Here are important facts that you need for your summaries.
Brown vs. the Board of Education
In the 1950's, "separate but equal" laws were predominant across the country especially in the South. Although blacks and whites were given separate but equal facilities such as schools, equal was a loosely interoperated term and in many cases such as in schools, it simply meant that blacks were given a school building. The quality of the education was far from equal compared to white schools.

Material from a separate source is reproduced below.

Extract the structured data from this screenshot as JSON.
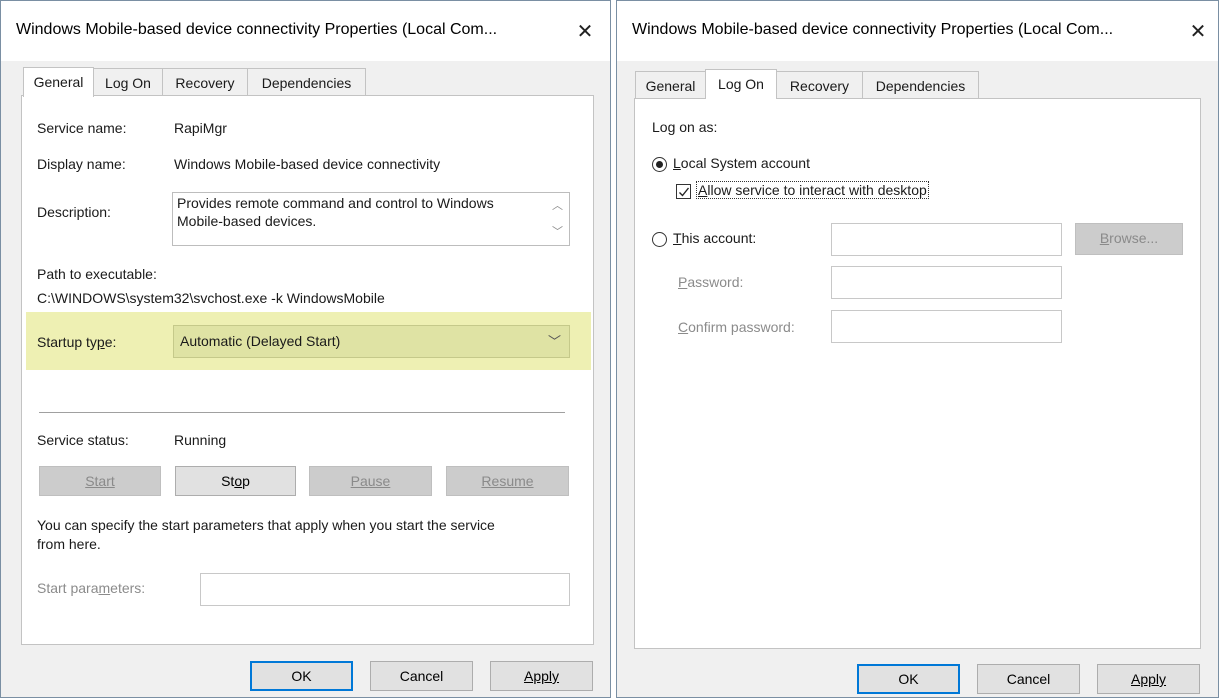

During this time in Topeka, Kansas, a black third-grader named Linda Brown had to walk a dangerous and far way to her black elementary school even though one was much closer but was for whites. When Linda's father tried to enroll her in this school and was turned away, he "...went to McKinley Burnett, the head of Topeka's branch of the National Association for the Advancement of Colored People (NAACP) and asked for help" (Cozzens 1995). The NAACP was very eager help the Browns and to tackle the issue of racial discrimination in the schools. Soon other parents joined in the fight and the case went to court at the US District Court from June 25-26, 1951. The NAACP argued that segregated schools made black children inferior to whites therefore they were not equal at all. The Board of Education argued that because segregation was everywhere, they were preparing black children for the segregation ...
This solution discusses the Warren Court.